Though there have been calls for the game to be made free to watch after England’s thrilling victory at Headingley at the weekend, Sports Minister Nigel Adams says it is not being considered, claiming it relies heavily on its income from satellite TV agreements.
Headingley crowd were key to England’s amazing victory – Ben Stokes“You simply wouldn’t see the county game as it is without the money that comes in from the broadcasting deals,” he said.
This obsession with the pound has not only deprived a generation from seeing probably the most memorable Ashes moment in history as Ben Stokes scored the innings of his
life to keep the series alive for England, but has deprived those unable to watch an occasion that could have inspired them to get out there and give cricket – or indeed, any sport – a try.
I’ve seen some remarkable cricket moments in my life but that is the best I’ve seen in over 50 years - Geoffrey Boycott delivers Headingley verdictFor children and young people in particular, being swept up in that win, may have been just the encouragement needed to join a local club, head to the park or even just venture out into the garden to pick up a bat.
Whilst the government-sponsored Sport England describes its mission as being to ensure children and young people feel motivated, confident and able to get active and enjoy the benefits of physical activity, only a “crown jewels” list of sporting events are reserved for all to watch on terrestrial TV.
Hail Ben Stokes after innings of his life at Headingley keeps Ashes dream alive – The Yorkshire Post saysThe quintessential English game of cricket is, like many other sports, becoming a privilege only for those that can afford, and are prepared to shell out for, a sport subscription.

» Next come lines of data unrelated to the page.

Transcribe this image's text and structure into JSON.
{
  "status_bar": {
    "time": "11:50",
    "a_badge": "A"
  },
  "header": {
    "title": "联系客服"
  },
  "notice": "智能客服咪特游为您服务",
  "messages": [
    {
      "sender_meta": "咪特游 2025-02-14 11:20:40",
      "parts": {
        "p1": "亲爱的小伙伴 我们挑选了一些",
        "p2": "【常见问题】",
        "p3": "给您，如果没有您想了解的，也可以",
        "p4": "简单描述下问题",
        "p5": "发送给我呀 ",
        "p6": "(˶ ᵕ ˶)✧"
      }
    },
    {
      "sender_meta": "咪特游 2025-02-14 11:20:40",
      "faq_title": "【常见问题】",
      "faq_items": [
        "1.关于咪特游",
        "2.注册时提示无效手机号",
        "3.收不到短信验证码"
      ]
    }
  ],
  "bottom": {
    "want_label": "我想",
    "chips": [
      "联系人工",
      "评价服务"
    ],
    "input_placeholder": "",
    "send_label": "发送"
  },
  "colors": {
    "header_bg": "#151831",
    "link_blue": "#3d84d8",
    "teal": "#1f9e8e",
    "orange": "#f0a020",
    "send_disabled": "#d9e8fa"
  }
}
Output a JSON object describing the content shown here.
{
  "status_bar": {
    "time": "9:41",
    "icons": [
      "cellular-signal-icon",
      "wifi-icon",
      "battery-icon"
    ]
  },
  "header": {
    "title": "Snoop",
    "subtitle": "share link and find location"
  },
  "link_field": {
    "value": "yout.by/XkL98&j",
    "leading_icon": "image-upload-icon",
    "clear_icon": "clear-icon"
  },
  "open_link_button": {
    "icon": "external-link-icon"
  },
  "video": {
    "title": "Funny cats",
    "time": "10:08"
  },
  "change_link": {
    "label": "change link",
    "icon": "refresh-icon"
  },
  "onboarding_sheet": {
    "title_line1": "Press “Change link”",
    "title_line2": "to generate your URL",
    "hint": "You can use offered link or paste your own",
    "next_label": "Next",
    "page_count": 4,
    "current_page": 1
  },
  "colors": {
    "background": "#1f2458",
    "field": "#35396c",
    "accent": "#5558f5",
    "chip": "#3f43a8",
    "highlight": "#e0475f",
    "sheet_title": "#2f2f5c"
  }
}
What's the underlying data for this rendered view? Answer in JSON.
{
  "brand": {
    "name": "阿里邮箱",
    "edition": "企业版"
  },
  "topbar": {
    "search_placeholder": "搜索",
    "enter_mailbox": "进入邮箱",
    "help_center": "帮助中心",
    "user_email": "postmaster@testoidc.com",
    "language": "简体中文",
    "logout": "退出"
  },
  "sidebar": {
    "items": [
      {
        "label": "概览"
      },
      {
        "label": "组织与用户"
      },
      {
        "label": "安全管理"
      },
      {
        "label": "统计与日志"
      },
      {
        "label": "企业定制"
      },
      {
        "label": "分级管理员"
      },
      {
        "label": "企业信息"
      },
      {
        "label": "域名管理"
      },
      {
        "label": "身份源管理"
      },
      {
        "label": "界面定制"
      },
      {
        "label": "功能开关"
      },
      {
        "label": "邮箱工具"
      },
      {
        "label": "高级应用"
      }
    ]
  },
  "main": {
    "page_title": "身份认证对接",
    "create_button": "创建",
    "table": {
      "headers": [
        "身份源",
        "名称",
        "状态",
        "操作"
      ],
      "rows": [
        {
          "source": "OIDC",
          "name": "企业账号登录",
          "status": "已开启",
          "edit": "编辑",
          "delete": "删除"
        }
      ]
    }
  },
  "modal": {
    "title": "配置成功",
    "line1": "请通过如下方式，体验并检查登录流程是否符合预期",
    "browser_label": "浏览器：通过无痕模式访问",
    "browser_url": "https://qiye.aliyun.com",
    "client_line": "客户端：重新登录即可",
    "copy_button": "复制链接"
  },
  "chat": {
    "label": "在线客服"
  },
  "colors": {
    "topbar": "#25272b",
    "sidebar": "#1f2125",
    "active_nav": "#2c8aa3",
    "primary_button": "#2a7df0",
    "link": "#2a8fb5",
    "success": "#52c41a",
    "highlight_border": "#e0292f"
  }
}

There has to be a way of striking the balance to ensure that the game is sustainable and profitable but also that everyone gets to enjoy it. We cannot lose sight of the fact that sport is for all.